KEN PAXTON, ATTORNEY GENERAL OF TEXAS v. CITY OF DALLAS; from Travis County; 3rd Court of Appeals District, No. 15-0073 (Tex. February 3,2017)
This is a Texas Public Information Act (“PIA”) case where the Texas Supreme Court holds the attorney/client privilege, in and of itself, is a compelling reason to prevent disclosure under the PIA, even if an entity untimely requests an AG opinion. Case of first impression, long opinion, so long summary.
The City of Dallas received two PIA requests for information, but failed to timely notify the Texas Attorney General within the ten-business day deadline of its intent to seek an AG opinion. The City did seek an opinion and asserted the documents are protected by the attorney/client privilege. The AG determined that since the City failed to timely request an opinion, it waived the privilege and all documents must be released. When an entity fails to timely request an opinion, the documents are presumed public unless there is a compelling reason to withhold the information. The AG did not consider the privilege a compelling reason. The City filed suit under the PIA to obtain judicial rulings but received conflicting results at the trial courts. The City and AG appealed respectively. At the different court of appeals levels, both courts held the privilege was a compelling reason to withhold the information. Summaries found here and here. The AG filed a petition for review for both cases.
The Court went into great detail and history (39 pages worth) discussing the balance between the attorney/client privilege (which is for the public’s benefit for governmental advice) and the public’s right to information (which is also for the public’s benefit). It noted the AG has determined through agency precedent that the mere ability to waive the attorney-client privilege automatically and categorically precludes the privilege from constituting a compelling reason even when the privilege has not actually been waived. The Court rejected this argument and held “[b]ecause failing to meet the PIA’s deadline to assert a statutory exception to disclosure does not, in and of itself, constitute waiver of the attorney-client privilege, requested information does not automatically lose its confidential status.” It further rejected the AG’s interpretation for all exceptions under the PIA, “that something more is always required to rebut the presumption that arises from a governmental body’s failure to timely request an attorney general decision.” The Court held the certain exceptions (not all but some) can be compelling reasons in their own right.
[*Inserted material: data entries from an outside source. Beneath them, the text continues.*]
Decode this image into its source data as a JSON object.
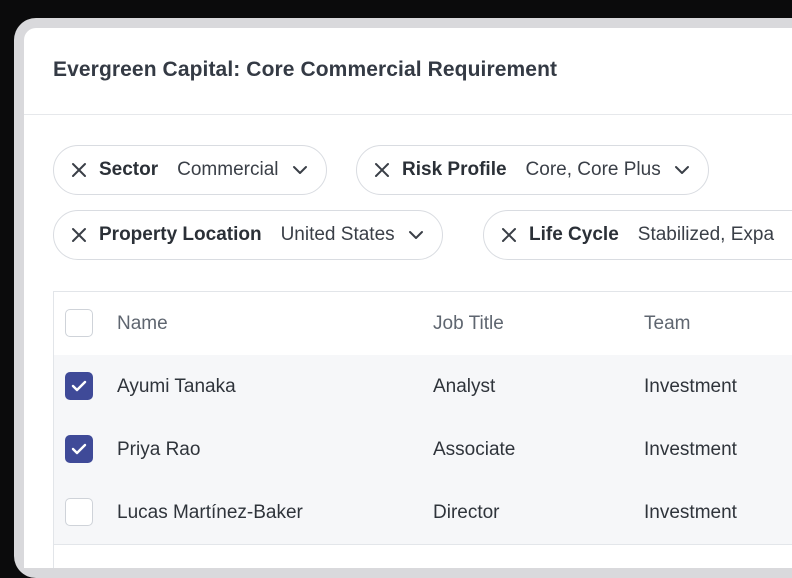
{
  "header": {
    "title": "Evergreen Capital: Core Commercial Requirement"
  },
  "filters": [
    {
      "label": "Sector",
      "value": "Commercial"
    },
    {
      "label": "Risk Profile",
      "value": "Core, Core Plus"
    },
    {
      "label": "Property Location",
      "value": "United States"
    },
    {
      "label": "Life Cycle",
      "value": "Stabilized, Expa"
    }
  ],
  "table": {
    "columns": [
      "Name",
      "Job Title",
      "Team"
    ],
    "rows": [
      {
        "name": "Ayumi Tanaka",
        "job_title": "Analyst",
        "team": "Investment",
        "selected": true
      },
      {
        "name": "Priya Rao",
        "job_title": "Associate",
        "team": "Investment",
        "selected": true
      },
      {
        "name": "Lucas Martínez-Baker",
        "job_title": "Director",
        "team": "Investment",
        "selected": false
      }
    ]
  },
  "colors": {
    "checkbox_accent": "#3f4a98",
    "row_background": "#f6f7f9"
  }
}
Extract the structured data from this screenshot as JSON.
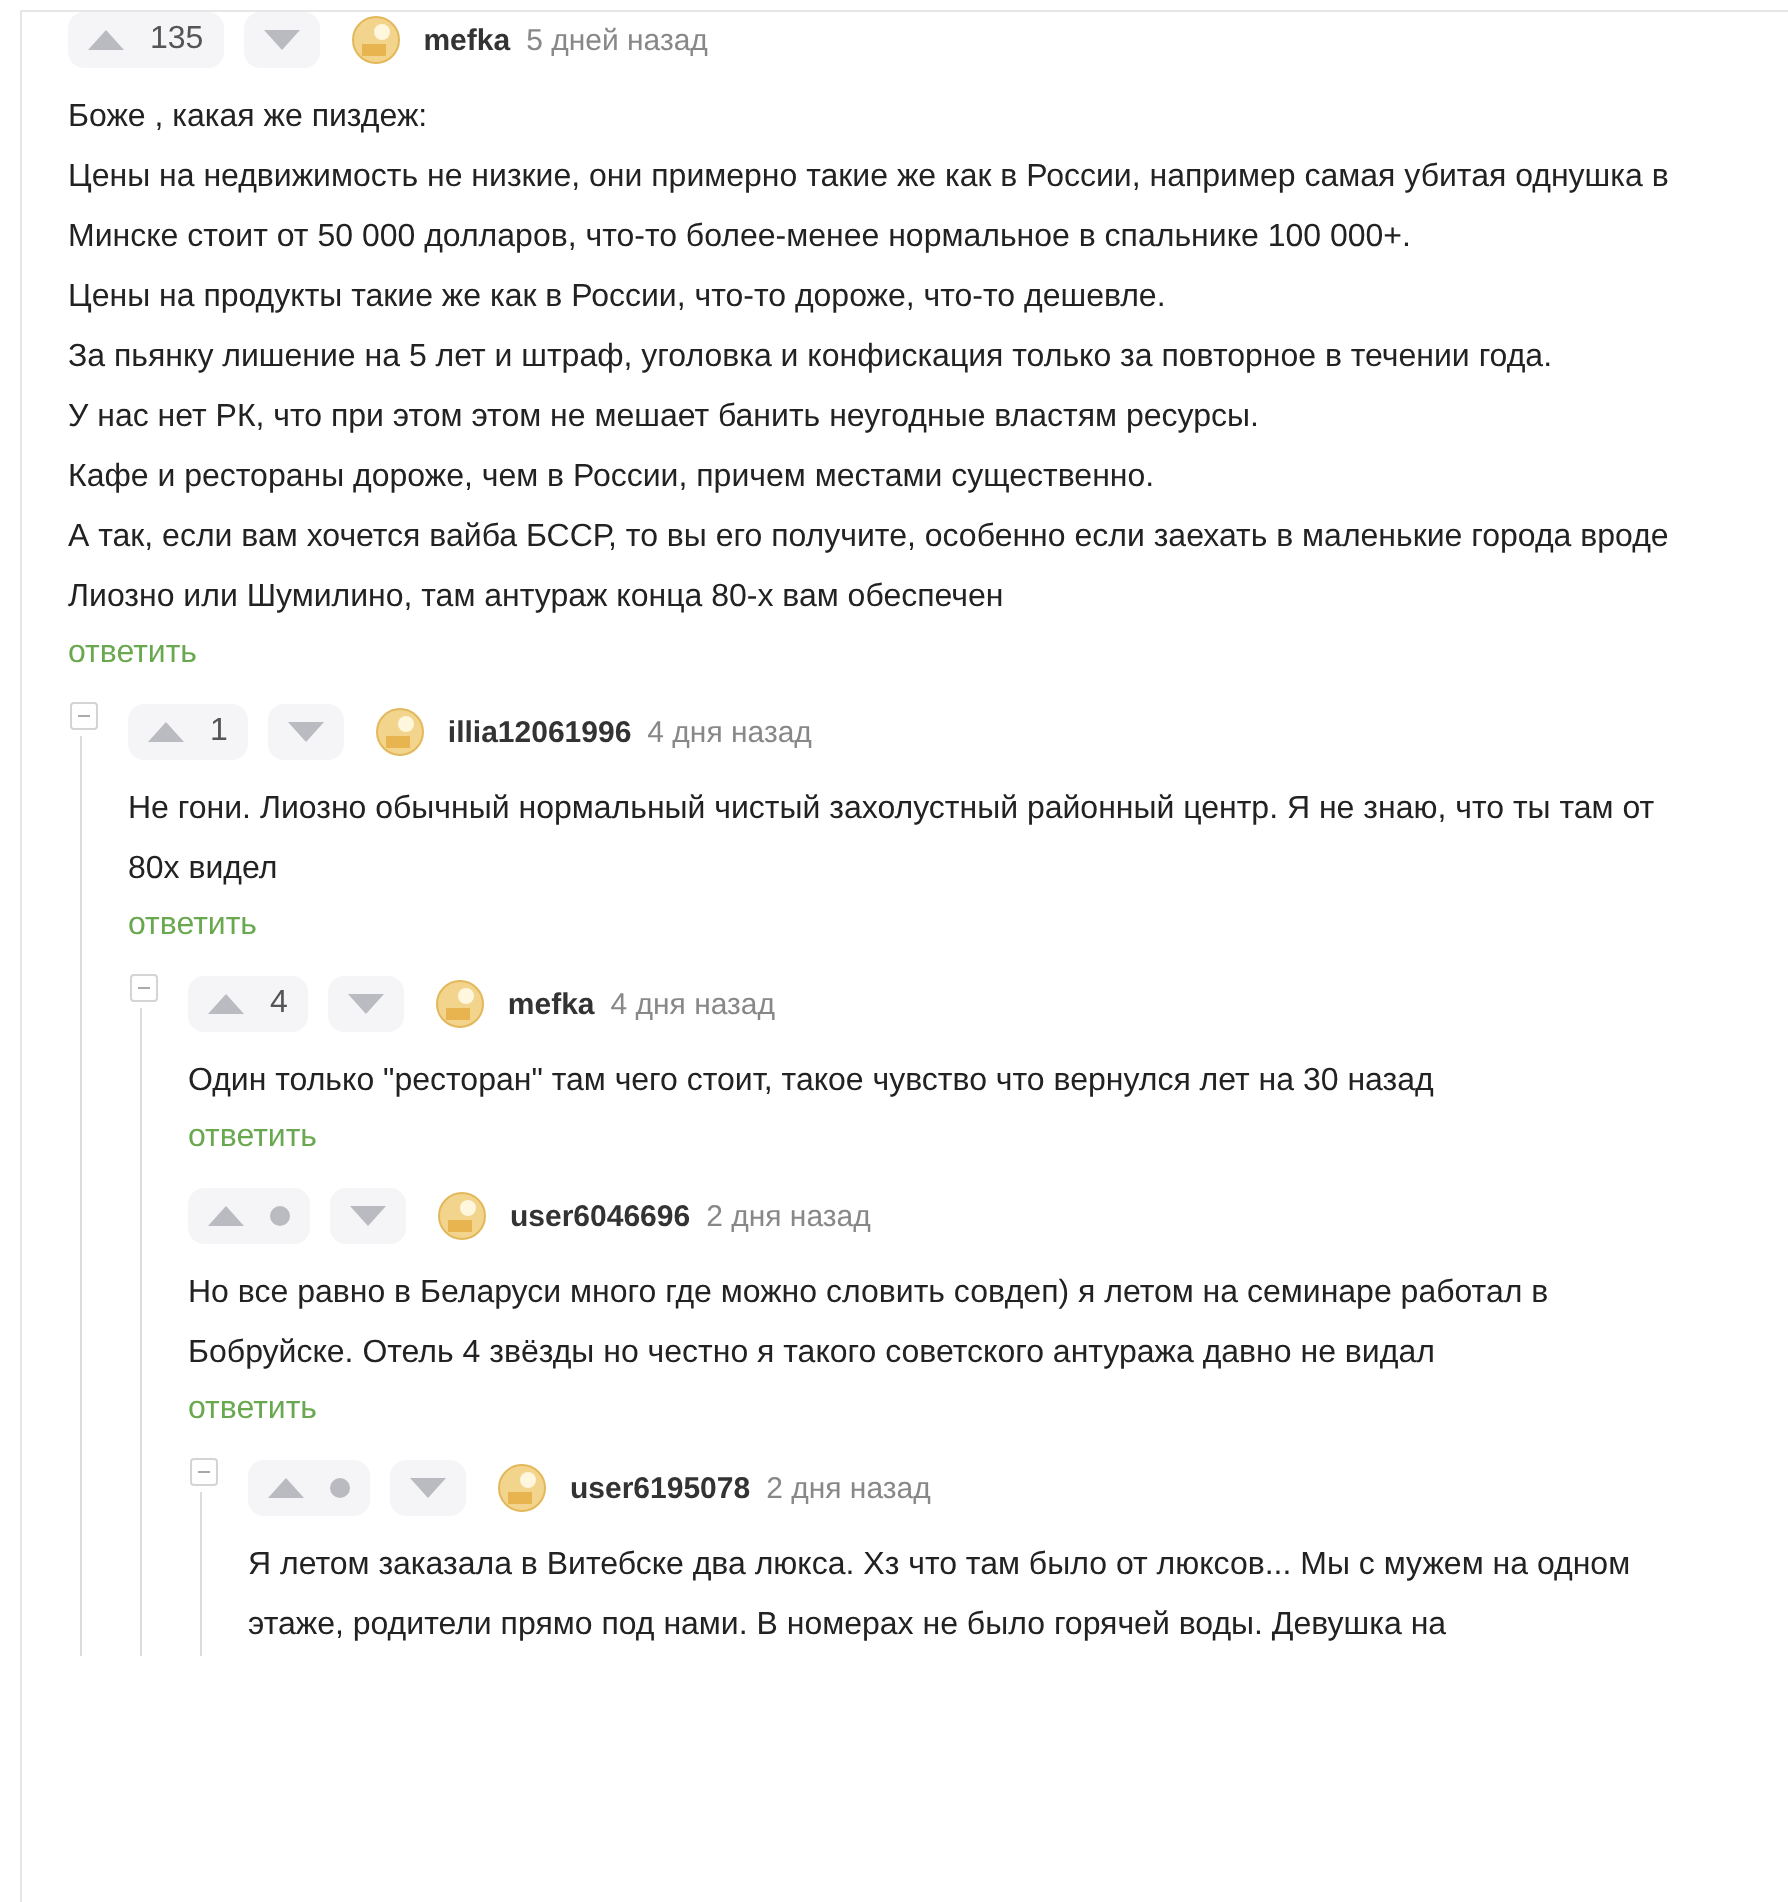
{
  "comments": [
    {
      "score": "135",
      "author": "mefka",
      "time": "5 дней назад",
      "collapse_button": false,
      "paragraphs": [
        "Боже , какая же пиздеж:",
        "Цены на недвижимость не низкие, они примерно такие же как в России, например самая убитая однушка в Минске стоит от 50 000 долларов, что-то более-менее нормальное в спальнике 100 000+.",
        "Цены на продукты такие же как в России, что-то дороже, что-то дешевле.",
        "За пьянку лишение на 5 лет и штраф, уголовка и конфискация только за повторное в течении года.",
        "У нас нет РК, что при этом этом не мешает банить неугодные властям ресурсы.",
        "Кафе и рестораны дороже, чем в России, причем местами существенно.",
        "А так, если вам хочется вайба БССР, то вы его получите, особенно если заехать в маленькие города вроде Лиозно или Шумилино, там антураж конца 80-х вам обеспечен"
      ],
      "reply": "ответить",
      "children": [
        {
          "score": "1",
          "author": "illia12061996",
          "time": "4 дня назад",
          "collapse_button": true,
          "paragraphs": [
            "Не гони. Лиозно обычный нормальный чистый захолустный районный центр. Я не знаю, что ты там от 80х видел"
          ],
          "reply": "ответить",
          "children": [
            {
              "score": "4",
              "author": "mefka",
              "time": "4 дня назад",
              "collapse_button": true,
              "paragraphs": [
                "Один только \"ресторан\" там чего стоит, такое чувство что вернулся лет на 30 назад"
              ],
              "reply": "ответить",
              "children": [
                {
                  "author": "user6046696",
                  "time": "2 дня назад",
                  "collapse_button": false,
                  "paragraphs": [
                    "Но все равно в Беларуси много где можно словить совдеп) я летом на семинаре работал в Бобруйске. Отель 4 звёзды но честно я такого советского антуража давно не видал"
                  ],
                  "reply": "ответить",
                  "children": [
                    {
                      "author": "user6195078",
                      "time": "2 дня назад",
                      "collapse_button": true,
                      "paragraphs": [
                        "Я летом заказала в Витебске два люкса. Хз что там было от люксов... Мы с мужем на одном этаже, родители прямо под нами. В номерах не было горячей воды. Девушка на"
                      ]
                    }
                  ]
                }
              ]
            }
          ]
        }
      ]
    }
  ]
}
The AG’s interpretation alters the plain language of the PIA. “To require public disclosure of confidential attorney-client communications as an automatic—and irremediable—sanction for missing a statutory deadline is not necessary to achieve the PIA’s objective of an open government and would be a jurisprudential course fraught with peril.” Finally, Justice Guzman puts an accurate but humorous summary on the entire thing by writing “[r]obotic perfection by a governmental body’s public information officer is a statutory ideal, not an absolute requirement. To err is human, but to conduct a City’s legal affairs without the occasional error would require divinity.”
The dissent writes for 37 pages but essentially states the attorney/client privilege, by itself, is not enough to overcome the presumption of openness which attaches when the PIA deadlines are not met. The dissent would require an additional showing of a compelling reason for the non-release.
If you would like to read this opinion click here. Justice Guzman delivered the opinion of the court in which Chief Justice Hecht, Justice Green, Justice Willett, Justice Lehrmann, Justice Devine, and Justice Brown joined. To see the Dissenting opinion delivered by Justice Boyd, in which Justice Johnson joined click here. To see the Representatives for the parties, click here for the Docket Page.